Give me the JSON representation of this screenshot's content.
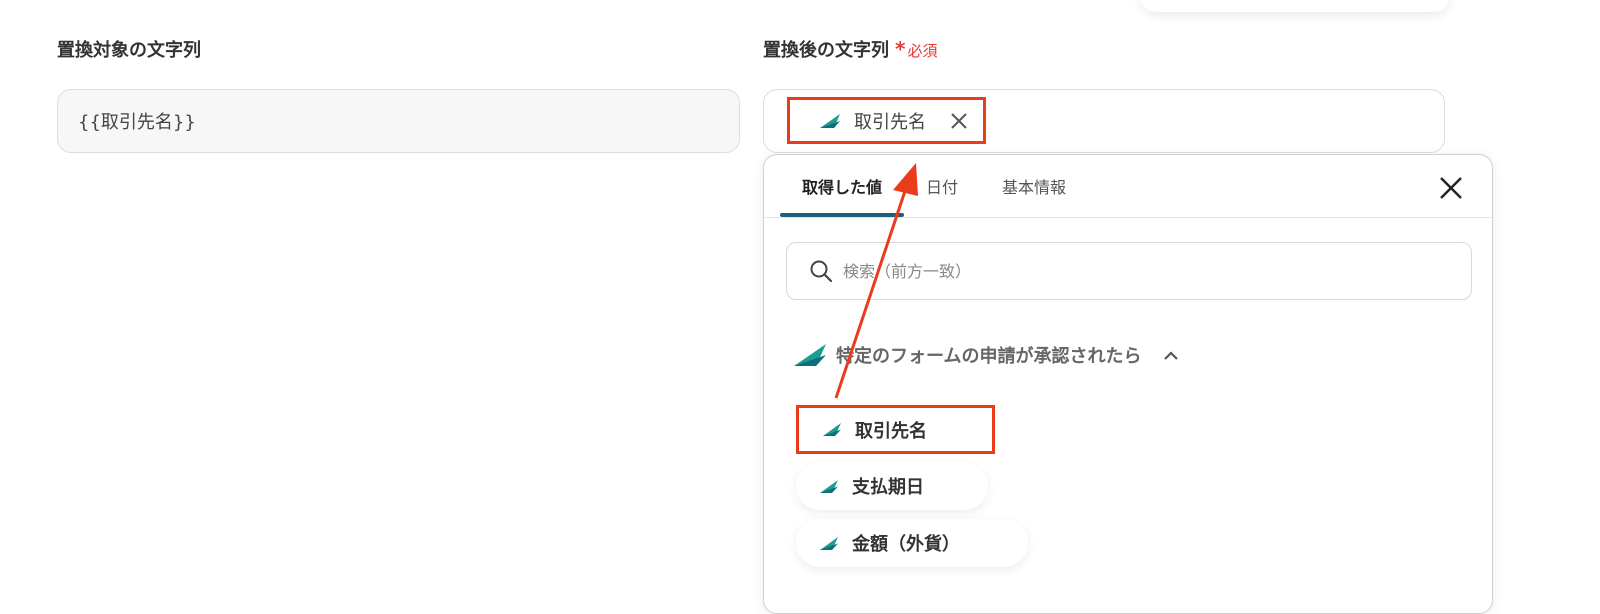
{
  "left_field": {
    "label": "置換対象の文字列",
    "value": "{{取引先名}}"
  },
  "right_field": {
    "label": "置換後の文字列",
    "required_mark": "*",
    "required_text": "必須",
    "chip_label": "取引先名"
  },
  "dropdown": {
    "tabs": [
      {
        "label": "取得した値",
        "active": true
      },
      {
        "label": "日付",
        "active": false
      },
      {
        "label": "基本情報",
        "active": false
      }
    ],
    "search_placeholder": "検索（前方一致）",
    "group_title": "特定のフォームの申請が承認されたら",
    "items": [
      {
        "label": "取引先名",
        "highlighted": true
      },
      {
        "label": "支払期日",
        "highlighted": false
      },
      {
        "label": "金額（外貨）",
        "highlighted": false
      }
    ]
  },
  "colors": {
    "accent_red": "#ea3b1b",
    "required_red": "#e53935",
    "tab_underline": "#1f5f7a",
    "icon_teal": "#1a9e8f"
  },
  "icons": {
    "app": "app-logo-icon",
    "close": "close-icon",
    "search": "search-icon",
    "chevron": "chevron-up-icon"
  }
}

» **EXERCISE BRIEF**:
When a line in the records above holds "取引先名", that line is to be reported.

» **SOLUTION TO THIS TASK**:
    "value": "{{取引先名}}"
    "chip_label": "取引先名"
        "label": "取引先名",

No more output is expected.